Further results from the Cassini spacecraft’s July flyby of Saturn’s moon, Enceladus, reveal more detail about the features and processes going on. Speaking at a press conference at Imperial College, London this morning (30th August) the Cassini scientists spoke about the intriguing south pole area which has a surprising hotspot and “tiger stripe” features on the surface.
Following the two distance flybys of Enceladus in February and March this year results from the Magnetometer instrument showed a flowing of the magnetic and plasma field from Saturn towards and then around Enceladus. Effectively Enceladus was acting as an obstacle to the flow – indicating the presence of an atmosphere. In addition there was an indication of an internal signature.
Professor Michele Dougherty from Imperial College is the lead scientist for the Magnetometer instrument. She takes up the story.
Dr. Torrence Johnson from NASA’s Jet Propulsion Laboratory is a member of the ISS team. He said, “Enceladus has certainly thrown up more surprises than anticipated – which is great for planetary science. We are piecing together the results from the various instrument teams to build up more of a complete picture of what is happening on Enceladus. With more data analysis and further flybys planned we are beginning to understand more about this icy satellite.”
Tune your radio: galaxies sing while forming stars
21.02.2017 | Max-Planck-Institut für Radioastronomie
Breakthrough with a chain of gold atoms
17.02.2017 | Universität Konstanz
In the field of nanoscience, an international team of physicists with participants from Konstanz has achieved a breakthrough in understanding heat transport
Cells need to repair damaged DNA in our genes to prevent the development of cancer and other diseases. Our cells therefore activate and send “repair-proteins”...

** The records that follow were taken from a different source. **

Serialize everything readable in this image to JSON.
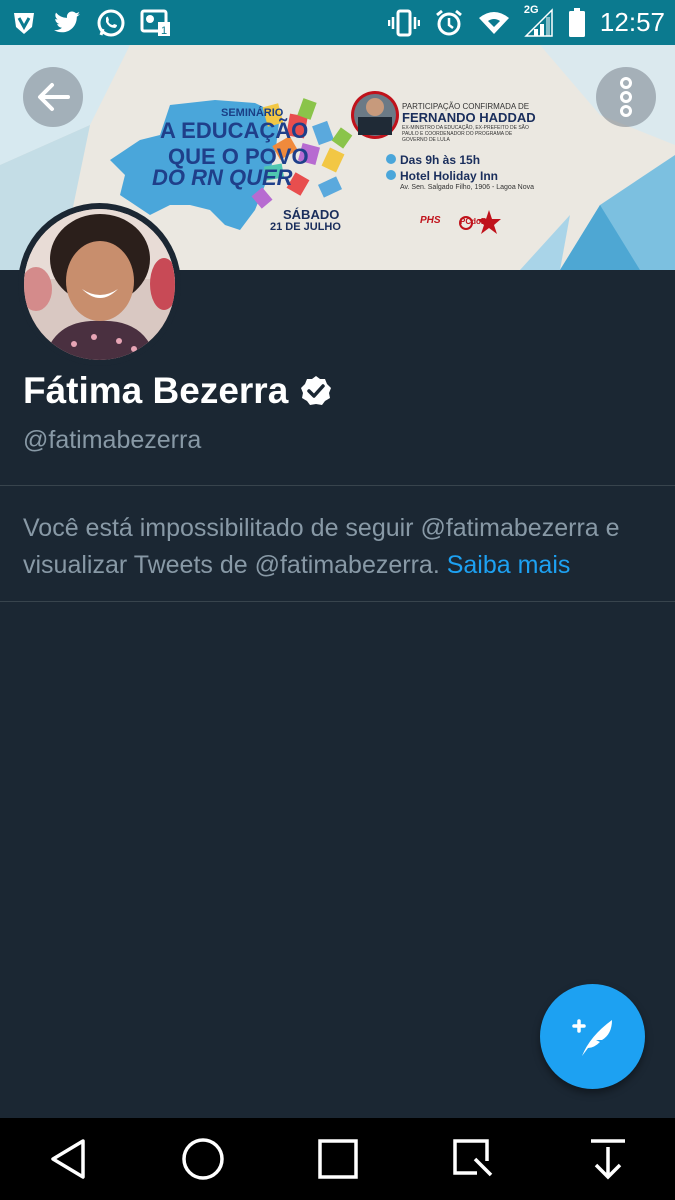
{
  "status_bar": {
    "time": "12:57",
    "network": "2G",
    "left_icons": [
      "shield-icon",
      "twitter-icon",
      "whatsapp-icon",
      "notification-icon"
    ],
    "right_icons": [
      "vibrate-icon",
      "alarm-icon",
      "wifi-icon",
      "signal-icon",
      "battery-icon"
    ],
    "color": "#0b7a8f"
  },
  "banner": {
    "seminar_label": "SEMINÁRIO",
    "title_lines": [
      "A EDUCAÇÃO",
      "QUE O POVO",
      "DO RN QUER"
    ],
    "date_weekday": "SÁBADO",
    "date": "21 DE JULHO",
    "participation_label": "PARTICIPAÇÃO CONFIRMADA DE",
    "participant": "FERNANDO HADDAD",
    "participant_desc": "EX-MINISTRO DA EDUCAÇÃO, EX-PREFEITO DE SÃO PAULO E COORDENADOR DO PROGRAMA DE GOVERNO DE LULA",
    "time": "Das 9h às 15h",
    "place": "Hotel Holiday Inn",
    "address": "Av. Sen. Salgado Filho, 1906 - Lagoa Nova",
    "parties": [
      "PHS",
      "PCdoB"
    ]
  },
  "profile": {
    "name": "Fátima Bezerra",
    "handle": "@fatimabezerra",
    "verified": true
  },
  "message": {
    "text": "Você está impossibilitado de seguir @fatimabezerra e visualizar Tweets de @fatimabezerra.",
    "link": "Saiba mais"
  },
  "colors": {
    "background": "#1b2733",
    "accent": "#1da1f2",
    "secondary_text": "#8899a6"
  }
}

The Fraunhofer IWS Dresden and Technische Universität Dresden inaugurated their jointly operated Center for Additive Manufacturing Dresden (AMCD) with a festive ceremony on February 7, 2017. Scientists from various disciplines perform research on materials, additive manufacturing processes and innovative technologies, which build up components in a layer by layer process. This technology opens up new horizons for component design and combinations of functions. For example during fabrication, electrical conductors and sensors are already able to be additively manufactured into components. They provide information about stress conditions of a product during operation.
The 3D-printing technology, or additive manufacturing as it is often called, has long made the step out of scientific research laboratories into industrial...
Nature does amazing things with limited design materials. Grass, for example, can support its own weight, resist strong wind loads, and recover after being...
Nanometer-scale magnetic perforated grids could create new possibilities for computing. Together with international colleagues, scientists from the Helmholtz Zentrum Dresden-Rossendorf (HZDR) have shown how a cobalt grid can be reliably programmed at room temperature. In addition they discovered that for every hole ("antidot") three magnetic states can be configured. The results have been published in the journal "Scientific Reports".
Physicist Dr. Rantej Bali from the HZDR, together with scientists from Singapore and Australia, designed a special grid structure in a thin layer of cobalt in...
13.02.2017 | Event News
10.02.2017 | Event News
09.02.2017 | Event News
21.02.2017 | Earth Sciences
21.02.2017 | Medical Engineering
21.02.2017 | Trade Fair News